  • The soap isn't the kind that softens my hands
  • I'm a sponge user and there are no sponges (vice versa w/wash cloths)
  • Someone else always washes my dishes so, I figured it was ok
  • There are no consequences for leaving the dirty dishes in the sink
Why do some people wash their dishes (and in some cases, wash others' dishes)? These are the bright spots:
  • A sense of personal/professional responsibility
  • It's the right thing to do
  • Courtesy
  • Reducing health issues (bugs, germs, etc)
How are we going to change behaviors?
  • Modify the environment by providing a dishwasher
  • Modify the environment by providing a sponge/soap combo gadget
  • Take the dishes/silverware away thereby causing staff to provide their own dishes/silverware. The idea behind this is that people will be more responsible with their own personal belongings than with community belongings.
  • Reinstate housekeeping committee?
  • Build this topic into the ethics discussion at staff day (ethics) and use in conjunction with the move to Phoenix Color/North Pointe/Susquehanna
  • Make an video in order to communicate and motivate
  • Advertise: Will work for dish money. Either pay me to do your dirty dishes or do them yourself for free!
To be continued on Oct. 14, 2010

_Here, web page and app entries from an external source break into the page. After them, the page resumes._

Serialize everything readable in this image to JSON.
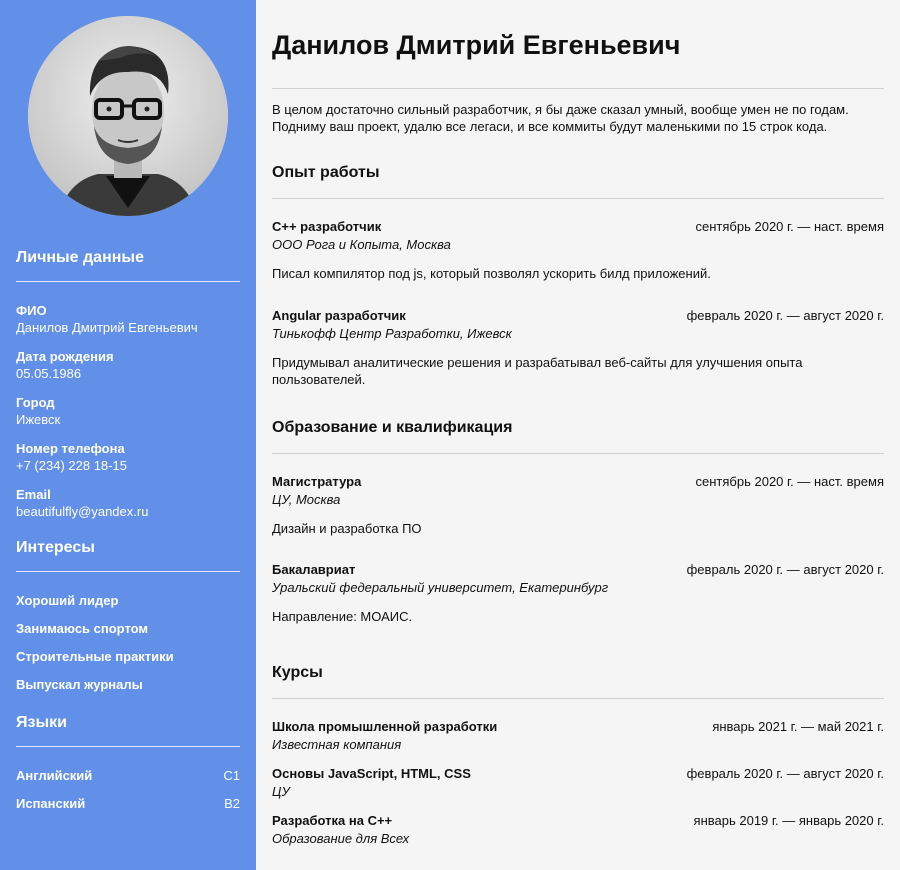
{
  "name": "Данилов Дмитрий Евгеньевич",
  "about": "В целом достаточно сильный разработчик, я бы даже сказал умный, вообще умен не по годам. Подниму ваш проект, удалю все легаси, и все коммиты будут маленькими по 15 строк кода.",
  "colors": {
    "sidebar": "#6290e8",
    "divider": "#d0d0d0"
  },
  "personal": {
    "heading": "Личные данные",
    "items": [
      {
        "label": "ФИО",
        "value": "Данилов Дмитрий Евгеньевич"
      },
      {
        "label": "Дата рождения",
        "value": "05.05.1986"
      },
      {
        "label": "Город",
        "value": "Ижевск"
      },
      {
        "label": "Номер телефона",
        "value": "+7 (234) 228 18-15"
      },
      {
        "label": "Email",
        "value": "beautifulfly@yandex.ru"
      }
    ]
  },
  "interests": {
    "heading": "Интересы",
    "items": [
      "Хороший лидер",
      "Занимаюсь спортом",
      "Строительные практики",
      "Выпускал журналы"
    ]
  },
  "languages": {
    "heading": "Языки",
    "items": [
      {
        "name": "Английский",
        "level": "C1"
      },
      {
        "name": "Испанский",
        "level": "B2"
      }
    ]
  },
  "experience": {
    "heading": "Опыт работы",
    "items": [
      {
        "title": "C++ разработчик",
        "dates": "сентябрь 2020 г. — наст. время",
        "org": "ООО Рога и Копыта, Москва",
        "desc": "Писал компилятор под js, который позволял ускорить билд приложений."
      },
      {
        "title": "Angular разработчик",
        "dates": "февраль 2020 г. — август 2020 г.",
        "org": "Тинькофф Центр Разработки, Ижевск",
        "desc": "Придумывал аналитические решения и разрабатывал веб-сайты для улучшения опыта пользователей."
      }
    ]
  },
  "education": {
    "heading": "Образование и квалификация",
    "items": [
      {
        "title": "Магистратура",
        "dates": "сентябрь 2020 г. — наст. время",
        "org": "ЦУ, Москва",
        "desc": "Дизайн и разработка ПО"
      },
      {
        "title": "Бакалавриат",
        "dates": "февраль 2020 г. — август 2020 г.",
        "org": "Уральский федеральный университет, Екатеринбург",
        "desc": "Направление: МОАИС."
      }
    ]
  },
  "courses": {
    "heading": "Курсы",
    "items": [
      {
        "title": "Школа промышленной разработки",
        "dates": "январь 2021 г. — май 2021 г.",
        "org": "Известная компания"
      },
      {
        "title": "Основы JavaScript, HTML, CSS",
        "dates": "февраль 2020 г. — август 2020 г.",
        "org": "ЦУ"
      },
      {
        "title": "Разработка на C++",
        "dates": "январь 2019 г. — январь 2020 г.",
        "org": "Образование для Всех"
      }
    ]
  }
}
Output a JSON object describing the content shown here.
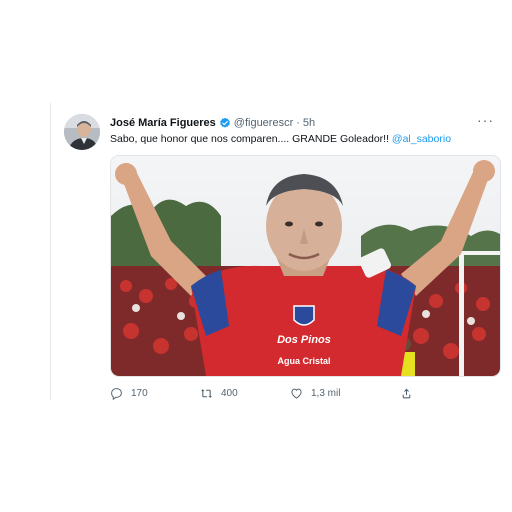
{
  "tweet": {
    "display_name": "José María Figueres",
    "handle": "@figuerescr",
    "separator": "·",
    "time": "5h",
    "text_before": "Sabo, que honor que nos comparen.... GRANDE Goleador!! ",
    "mention": "@al_saborio",
    "more_label": "···"
  },
  "actions": {
    "reply_count": "170",
    "retweet_count": "400",
    "like_count": "1,3 mil"
  },
  "media": {
    "jersey_text_1": "Dos Pinos",
    "jersey_text_2": "Agua Cristal"
  },
  "colors": {
    "accent": "#1d9bf0",
    "jersey_red": "#d32a2f",
    "jersey_blue": "#2b4a9c",
    "text_secondary": "#536471"
  }
}
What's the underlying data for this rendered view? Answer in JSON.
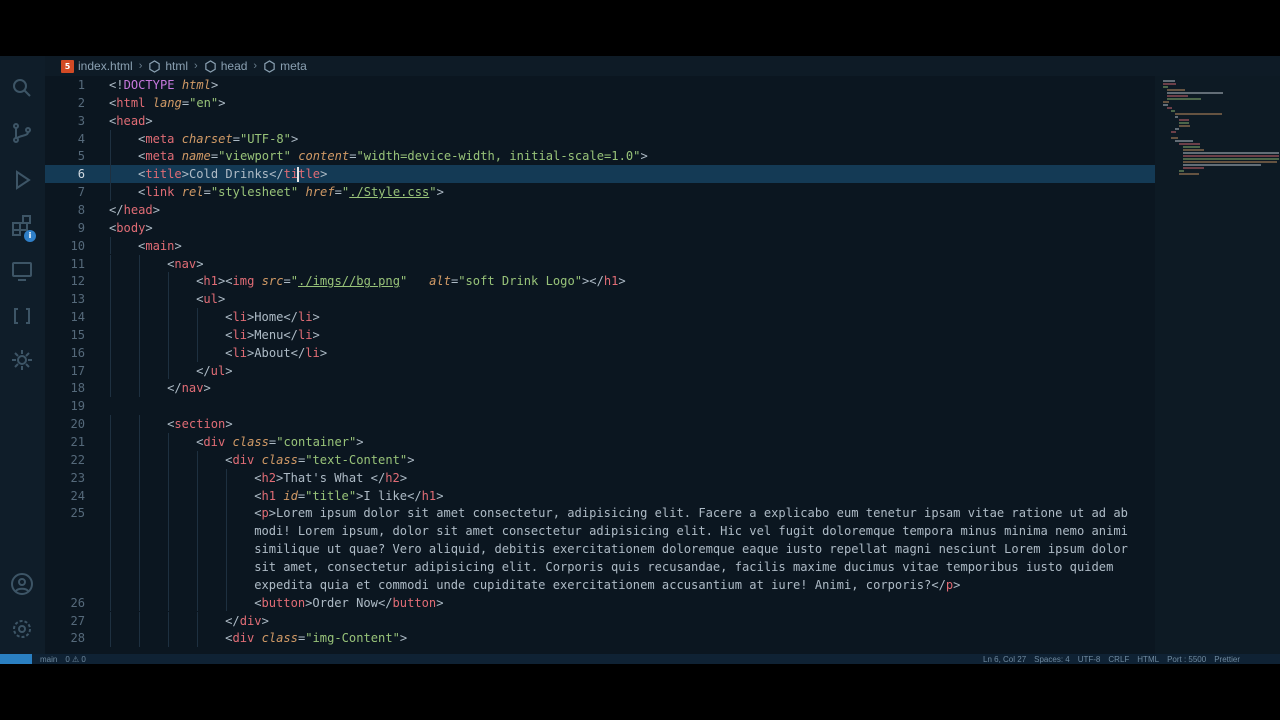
{
  "breadcrumb": {
    "items": [
      {
        "label": "index.html",
        "icon": "html5-icon"
      },
      {
        "label": "html",
        "icon": "element-icon"
      },
      {
        "label": "head",
        "icon": "element-icon"
      },
      {
        "label": "meta",
        "icon": "element-icon"
      }
    ]
  },
  "activity_bar": {
    "items": [
      "search-icon",
      "source-control-icon",
      "run-debug-icon",
      "extensions-icon",
      "remote-explorer-icon",
      "brackets-icon",
      "gear-icon",
      "account-icon",
      "settings-gear-icon"
    ],
    "badge": "i"
  },
  "editor": {
    "current_line": 6,
    "colors": {
      "tag": "#e06c75",
      "attr": "#d19a66",
      "string": "#98c379",
      "doctype": "#c678dd",
      "highlight": "#143a55"
    },
    "lines": [
      {
        "n": 1,
        "indent": 0,
        "tokens": [
          [
            "p",
            "<!"
          ],
          [
            "d",
            "DOCTYPE"
          ],
          [
            "p",
            " "
          ],
          [
            "a",
            "html"
          ],
          [
            "p",
            ">"
          ]
        ]
      },
      {
        "n": 2,
        "indent": 0,
        "tokens": [
          [
            "p",
            "<"
          ],
          [
            "t",
            "html"
          ],
          [
            "p",
            " "
          ],
          [
            "a",
            "lang"
          ],
          [
            "p",
            "="
          ],
          [
            "s",
            "\"en\""
          ],
          [
            "p",
            ">"
          ]
        ]
      },
      {
        "n": 3,
        "indent": 0,
        "tokens": [
          [
            "p",
            "<"
          ],
          [
            "t",
            "head"
          ],
          [
            "p",
            ">"
          ]
        ]
      },
      {
        "n": 4,
        "indent": 1,
        "tokens": [
          [
            "p",
            "<"
          ],
          [
            "t",
            "meta"
          ],
          [
            "p",
            " "
          ],
          [
            "a",
            "charset"
          ],
          [
            "p",
            "="
          ],
          [
            "s",
            "\"UTF-8\""
          ],
          [
            "p",
            ">"
          ]
        ]
      },
      {
        "n": 5,
        "indent": 1,
        "tokens": [
          [
            "p",
            "<"
          ],
          [
            "t",
            "meta"
          ],
          [
            "p",
            " "
          ],
          [
            "a",
            "name"
          ],
          [
            "p",
            "="
          ],
          [
            "s",
            "\"viewport\""
          ],
          [
            "p",
            " "
          ],
          [
            "a",
            "content"
          ],
          [
            "p",
            "="
          ],
          [
            "s",
            "\"width=device-width, initial-scale=1.0\""
          ],
          [
            "p",
            ">"
          ]
        ]
      },
      {
        "n": 6,
        "indent": 1,
        "tokens": [
          [
            "p",
            "<"
          ],
          [
            "t",
            "title"
          ],
          [
            "p",
            ">Cold Drinks</"
          ],
          [
            "t",
            "ti"
          ],
          [
            "cursor",
            ""
          ],
          [
            "t",
            "tle"
          ],
          [
            "p",
            ">"
          ]
        ]
      },
      {
        "n": 7,
        "indent": 1,
        "tokens": [
          [
            "p",
            "<"
          ],
          [
            "t",
            "link"
          ],
          [
            "p",
            " "
          ],
          [
            "a",
            "rel"
          ],
          [
            "p",
            "="
          ],
          [
            "s",
            "\"stylesheet\""
          ],
          [
            "p",
            " "
          ],
          [
            "a",
            "href"
          ],
          [
            "p",
            "="
          ],
          [
            "s",
            "\""
          ],
          [
            "u",
            "./Style.css"
          ],
          [
            "s",
            "\""
          ],
          [
            "p",
            ">"
          ]
        ]
      },
      {
        "n": 8,
        "indent": 0,
        "tokens": [
          [
            "p",
            "</"
          ],
          [
            "t",
            "head"
          ],
          [
            "p",
            ">"
          ]
        ]
      },
      {
        "n": 9,
        "indent": 0,
        "tokens": [
          [
            "p",
            "<"
          ],
          [
            "t",
            "body"
          ],
          [
            "p",
            ">"
          ]
        ]
      },
      {
        "n": 10,
        "indent": 1,
        "tokens": [
          [
            "p",
            "<"
          ],
          [
            "t",
            "main"
          ],
          [
            "p",
            ">"
          ]
        ]
      },
      {
        "n": 11,
        "indent": 2,
        "tokens": [
          [
            "p",
            "<"
          ],
          [
            "t",
            "nav"
          ],
          [
            "p",
            ">"
          ]
        ]
      },
      {
        "n": 12,
        "indent": 3,
        "tokens": [
          [
            "p",
            "<"
          ],
          [
            "t",
            "h1"
          ],
          [
            "p",
            "><"
          ],
          [
            "t",
            "img"
          ],
          [
            "p",
            " "
          ],
          [
            "a",
            "src"
          ],
          [
            "p",
            "="
          ],
          [
            "s",
            "\""
          ],
          [
            "u",
            "./imgs//bg.png"
          ],
          [
            "s",
            "\""
          ],
          [
            "p",
            "   "
          ],
          [
            "a",
            "alt"
          ],
          [
            "p",
            "="
          ],
          [
            "s",
            "\"soft Drink Logo\""
          ],
          [
            "p",
            "></"
          ],
          [
            "t",
            "h1"
          ],
          [
            "p",
            ">"
          ]
        ]
      },
      {
        "n": 13,
        "indent": 3,
        "tokens": [
          [
            "p",
            "<"
          ],
          [
            "t",
            "ul"
          ],
          [
            "p",
            ">"
          ]
        ]
      },
      {
        "n": 14,
        "indent": 4,
        "tokens": [
          [
            "p",
            "<"
          ],
          [
            "t",
            "li"
          ],
          [
            "p",
            ">Home</"
          ],
          [
            "t",
            "li"
          ],
          [
            "p",
            ">"
          ]
        ]
      },
      {
        "n": 15,
        "indent": 4,
        "tokens": [
          [
            "p",
            "<"
          ],
          [
            "t",
            "li"
          ],
          [
            "p",
            ">Menu</"
          ],
          [
            "t",
            "li"
          ],
          [
            "p",
            ">"
          ]
        ]
      },
      {
        "n": 16,
        "indent": 4,
        "tokens": [
          [
            "p",
            "<"
          ],
          [
            "t",
            "li"
          ],
          [
            "p",
            ">About</"
          ],
          [
            "t",
            "li"
          ],
          [
            "p",
            ">"
          ]
        ]
      },
      {
        "n": 17,
        "indent": 3,
        "tokens": [
          [
            "p",
            "</"
          ],
          [
            "t",
            "ul"
          ],
          [
            "p",
            ">"
          ]
        ]
      },
      {
        "n": 18,
        "indent": 2,
        "tokens": [
          [
            "p",
            "</"
          ],
          [
            "t",
            "nav"
          ],
          [
            "p",
            ">"
          ]
        ]
      },
      {
        "n": 19,
        "indent": 0,
        "tokens": []
      },
      {
        "n": 20,
        "indent": 2,
        "tokens": [
          [
            "p",
            "<"
          ],
          [
            "t",
            "section"
          ],
          [
            "p",
            ">"
          ]
        ]
      },
      {
        "n": 21,
        "indent": 3,
        "tokens": [
          [
            "p",
            "<"
          ],
          [
            "t",
            "div"
          ],
          [
            "p",
            " "
          ],
          [
            "a",
            "class"
          ],
          [
            "p",
            "="
          ],
          [
            "s",
            "\"container\""
          ],
          [
            "p",
            ">"
          ]
        ]
      },
      {
        "n": 22,
        "indent": 4,
        "tokens": [
          [
            "p",
            "<"
          ],
          [
            "t",
            "div"
          ],
          [
            "p",
            " "
          ],
          [
            "a",
            "class"
          ],
          [
            "p",
            "="
          ],
          [
            "s",
            "\"text-Content\""
          ],
          [
            "p",
            ">"
          ]
        ]
      },
      {
        "n": 23,
        "indent": 5,
        "tokens": [
          [
            "p",
            "<"
          ],
          [
            "t",
            "h2"
          ],
          [
            "p",
            ">That's What </"
          ],
          [
            "t",
            "h2"
          ],
          [
            "p",
            ">"
          ]
        ]
      },
      {
        "n": 24,
        "indent": 5,
        "tokens": [
          [
            "p",
            "<"
          ],
          [
            "t",
            "h1"
          ],
          [
            "p",
            " "
          ],
          [
            "a",
            "id"
          ],
          [
            "p",
            "="
          ],
          [
            "s",
            "\"title\""
          ],
          [
            "p",
            ">I like</"
          ],
          [
            "t",
            "h1"
          ],
          [
            "p",
            ">"
          ]
        ]
      },
      {
        "n": 25,
        "indent": 5,
        "tokens": [
          [
            "p",
            "<"
          ],
          [
            "t",
            "p"
          ],
          [
            "p",
            ">Lorem ipsum dolor sit amet consectetur, adipisicing elit. Facere a explicabo eum tenetur ipsam vitae ratione ut ad ab"
          ]
        ]
      },
      {
        "n": null,
        "indent": 5,
        "tokens": [
          [
            "p",
            "modi! Lorem ipsum, dolor sit amet consectetur adipisicing elit. Hic vel fugit doloremque tempora minus minima nemo animi"
          ]
        ]
      },
      {
        "n": null,
        "indent": 5,
        "tokens": [
          [
            "p",
            "similique ut quae? Vero aliquid, debitis exercitationem doloremque eaque iusto repellat magni nesciunt Lorem ipsum dolor"
          ]
        ]
      },
      {
        "n": null,
        "indent": 5,
        "tokens": [
          [
            "p",
            "sit amet, consectetur adipisicing elit. Corporis quis recusandae, facilis maxime ducimus vitae temporibus iusto quidem"
          ]
        ]
      },
      {
        "n": null,
        "indent": 5,
        "tokens": [
          [
            "p",
            "expedita quia et commodi unde cupiditate exercitationem accusantium at iure! Animi, corporis?</"
          ],
          [
            "t",
            "p"
          ],
          [
            "p",
            ">"
          ]
        ]
      },
      {
        "n": 26,
        "indent": 5,
        "tokens": [
          [
            "p",
            "<"
          ],
          [
            "t",
            "button"
          ],
          [
            "p",
            ">Order Now</"
          ],
          [
            "t",
            "button"
          ],
          [
            "p",
            ">"
          ]
        ]
      },
      {
        "n": 27,
        "indent": 4,
        "tokens": [
          [
            "p",
            "</"
          ],
          [
            "t",
            "div"
          ],
          [
            "p",
            ">"
          ]
        ]
      },
      {
        "n": 28,
        "indent": 4,
        "tokens": [
          [
            "p",
            "<"
          ],
          [
            "t",
            "div"
          ],
          [
            "p",
            " "
          ],
          [
            "a",
            "class"
          ],
          [
            "p",
            "="
          ],
          [
            "s",
            "\"img-Content\""
          ],
          [
            "p",
            ">"
          ]
        ]
      }
    ]
  },
  "status_bar": {
    "left": [
      "main",
      "0 ⚠ 0"
    ],
    "right": [
      "Ln 6, Col 27",
      "Spaces: 4",
      "UTF-8",
      "CRLF",
      "HTML",
      "Port : 5500",
      "Prettier"
    ]
  }
}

Thursday, September 2, 2010

Web Resources for Children's Librarians

This workshop highlighted quality web resources to be used by children and/or adults working with children. Most of these recommended sites utilize human editing or reviewing as opposed to machine selection (e.g. Google search).

The recommended web resources included child-friendly directories, reading resources, image searching, film guides and reviews, and reference tools on the web. Sites specifically geared toward parents and public librarians were also showcased. A full listing of these websites can be found here.

My favorite sites were DAWCL, Author Name Pronunciation Guide, and NCES Search for Schools.

The Database of Award Winning Children’s Literature, aka DAWCL, is a searchable database of 8,300 award winning books. Ninety-one awards across six English-speaking countries are included. Searches can be conducted using the following criteria: suggested age of reader, format, setting, genre, historical period, multicultural, ethnicity/nationality of protagonist or tale, gender of protagonist, languages, publication year, keyword or phrase, author/illustrator/translator, and award. An explanation of awards and calendar of awards is also provided.

Author Name Pronunciation Guide is a fun, yet useful, tool. How many times have you needed to tell a patron about an author only to feel uncertain about the pronunciation of his or her name? Jon Scieszka? Shirley Hrdlitschka? Genevieve Simermeyer? This site is a collection of brief recordings of authors and illustrators saying their names. As someone who has her name butchered on a near-daily basis, using correct pronunciation for other people’s names is of great importance to me.

The National Center for Education Statistics’ Search for Schools [and public libraries] offers a wonderful resource for parents, educators, and librarians. Parents can obtain valuable information about schools when considering a move to a new area. Educators and librarians can use this same information when applying for grants. Some of the information to be found includes student/teacher ratio, enrollment by race/ethnicity, enrollment by grade, and number of students eligible for free or reduced-price lunch.

It was helpful to have someone else do the legwork of selecting quality web resources for children, parents, educators, and librarians. I have already added a number of these recommended sites to the Kids portion of our webpage.